*Assignment*: For every line of the material below, check for the string "узла" and return the line if it is there.

Top of Extracted information

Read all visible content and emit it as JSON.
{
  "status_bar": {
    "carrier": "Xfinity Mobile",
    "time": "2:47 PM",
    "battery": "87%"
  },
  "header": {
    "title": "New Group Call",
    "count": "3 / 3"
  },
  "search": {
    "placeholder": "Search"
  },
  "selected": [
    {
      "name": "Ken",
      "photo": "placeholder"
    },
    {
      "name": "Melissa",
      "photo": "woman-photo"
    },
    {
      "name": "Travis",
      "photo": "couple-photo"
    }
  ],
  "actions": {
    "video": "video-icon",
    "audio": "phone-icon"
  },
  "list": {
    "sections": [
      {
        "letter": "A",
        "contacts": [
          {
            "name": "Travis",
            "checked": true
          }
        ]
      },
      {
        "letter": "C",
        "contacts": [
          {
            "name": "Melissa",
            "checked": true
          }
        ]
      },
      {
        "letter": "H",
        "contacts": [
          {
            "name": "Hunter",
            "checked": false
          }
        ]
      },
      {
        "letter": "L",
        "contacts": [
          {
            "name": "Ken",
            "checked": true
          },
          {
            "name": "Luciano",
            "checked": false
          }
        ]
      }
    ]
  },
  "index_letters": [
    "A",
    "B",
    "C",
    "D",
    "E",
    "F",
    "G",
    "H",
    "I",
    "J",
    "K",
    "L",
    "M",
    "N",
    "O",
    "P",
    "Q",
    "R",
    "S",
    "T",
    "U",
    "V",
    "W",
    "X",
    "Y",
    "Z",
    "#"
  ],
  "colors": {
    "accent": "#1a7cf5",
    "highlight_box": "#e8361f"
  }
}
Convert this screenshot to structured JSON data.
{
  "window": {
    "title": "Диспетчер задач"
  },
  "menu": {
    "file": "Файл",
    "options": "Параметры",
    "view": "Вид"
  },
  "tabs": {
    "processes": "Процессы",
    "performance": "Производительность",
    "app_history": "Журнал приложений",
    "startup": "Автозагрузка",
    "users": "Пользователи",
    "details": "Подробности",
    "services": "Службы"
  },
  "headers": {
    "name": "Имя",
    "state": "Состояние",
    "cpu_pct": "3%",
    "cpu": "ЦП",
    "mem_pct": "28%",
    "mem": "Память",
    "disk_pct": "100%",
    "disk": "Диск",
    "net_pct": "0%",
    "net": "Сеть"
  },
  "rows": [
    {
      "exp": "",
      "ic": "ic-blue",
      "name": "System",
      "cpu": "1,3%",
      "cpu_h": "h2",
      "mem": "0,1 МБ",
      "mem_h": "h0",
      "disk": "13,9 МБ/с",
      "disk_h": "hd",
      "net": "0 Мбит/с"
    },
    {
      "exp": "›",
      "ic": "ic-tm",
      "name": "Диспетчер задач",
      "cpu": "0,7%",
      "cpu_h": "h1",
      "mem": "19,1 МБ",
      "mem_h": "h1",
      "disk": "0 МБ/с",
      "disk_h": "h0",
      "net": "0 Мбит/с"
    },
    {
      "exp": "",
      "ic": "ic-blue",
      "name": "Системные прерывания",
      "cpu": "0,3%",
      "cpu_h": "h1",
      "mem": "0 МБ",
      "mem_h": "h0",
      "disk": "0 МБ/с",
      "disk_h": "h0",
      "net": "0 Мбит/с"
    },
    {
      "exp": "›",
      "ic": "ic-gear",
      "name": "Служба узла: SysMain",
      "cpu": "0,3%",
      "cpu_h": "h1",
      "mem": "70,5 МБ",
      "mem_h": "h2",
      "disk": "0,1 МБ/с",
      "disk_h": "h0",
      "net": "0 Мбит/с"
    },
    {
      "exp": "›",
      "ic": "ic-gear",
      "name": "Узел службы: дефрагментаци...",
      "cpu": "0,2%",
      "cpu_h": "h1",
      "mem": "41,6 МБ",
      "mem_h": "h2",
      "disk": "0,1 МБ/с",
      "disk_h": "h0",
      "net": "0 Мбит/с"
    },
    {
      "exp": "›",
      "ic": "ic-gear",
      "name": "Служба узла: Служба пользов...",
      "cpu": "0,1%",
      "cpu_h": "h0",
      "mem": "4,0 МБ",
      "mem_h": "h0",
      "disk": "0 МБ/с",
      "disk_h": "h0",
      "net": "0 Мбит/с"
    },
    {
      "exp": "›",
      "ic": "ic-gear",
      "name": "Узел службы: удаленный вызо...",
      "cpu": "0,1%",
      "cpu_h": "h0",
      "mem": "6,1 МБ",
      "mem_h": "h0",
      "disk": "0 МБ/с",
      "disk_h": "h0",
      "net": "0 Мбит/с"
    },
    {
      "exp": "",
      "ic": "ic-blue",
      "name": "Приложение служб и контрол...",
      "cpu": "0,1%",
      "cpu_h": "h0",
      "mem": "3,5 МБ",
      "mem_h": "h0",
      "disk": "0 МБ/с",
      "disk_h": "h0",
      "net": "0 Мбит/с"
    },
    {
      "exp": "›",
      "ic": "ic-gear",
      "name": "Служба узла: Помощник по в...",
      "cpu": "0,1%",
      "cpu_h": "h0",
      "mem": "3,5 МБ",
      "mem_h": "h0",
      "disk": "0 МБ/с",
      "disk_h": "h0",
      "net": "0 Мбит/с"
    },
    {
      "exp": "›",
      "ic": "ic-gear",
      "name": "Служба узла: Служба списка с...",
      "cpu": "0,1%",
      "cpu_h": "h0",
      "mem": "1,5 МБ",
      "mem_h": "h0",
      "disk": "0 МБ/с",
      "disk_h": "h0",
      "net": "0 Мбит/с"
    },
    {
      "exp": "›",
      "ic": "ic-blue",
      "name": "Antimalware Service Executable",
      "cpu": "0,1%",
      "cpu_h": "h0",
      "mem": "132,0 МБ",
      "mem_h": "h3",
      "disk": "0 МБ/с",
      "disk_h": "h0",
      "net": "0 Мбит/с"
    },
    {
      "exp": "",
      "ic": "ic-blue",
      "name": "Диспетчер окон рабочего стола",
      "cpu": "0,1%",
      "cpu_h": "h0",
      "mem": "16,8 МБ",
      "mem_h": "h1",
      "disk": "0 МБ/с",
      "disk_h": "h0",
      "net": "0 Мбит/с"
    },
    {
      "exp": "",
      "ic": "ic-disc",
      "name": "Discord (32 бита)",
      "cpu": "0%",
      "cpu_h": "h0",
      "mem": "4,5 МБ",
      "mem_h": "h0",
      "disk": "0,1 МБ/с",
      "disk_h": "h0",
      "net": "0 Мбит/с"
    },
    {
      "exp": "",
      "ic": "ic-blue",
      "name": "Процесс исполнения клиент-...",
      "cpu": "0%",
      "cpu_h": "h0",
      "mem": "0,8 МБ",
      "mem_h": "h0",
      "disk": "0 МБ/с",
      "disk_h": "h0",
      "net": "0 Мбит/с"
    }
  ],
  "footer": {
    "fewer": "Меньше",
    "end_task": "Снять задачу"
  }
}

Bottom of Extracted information

*Response box*:
      "name": "Служба узла: SysMain",
      "name": "Служба узла: Служба пользов...",
      "name": "Служба узла: Помощник по в...",
      "name": "Служба узла: Служба списка с...",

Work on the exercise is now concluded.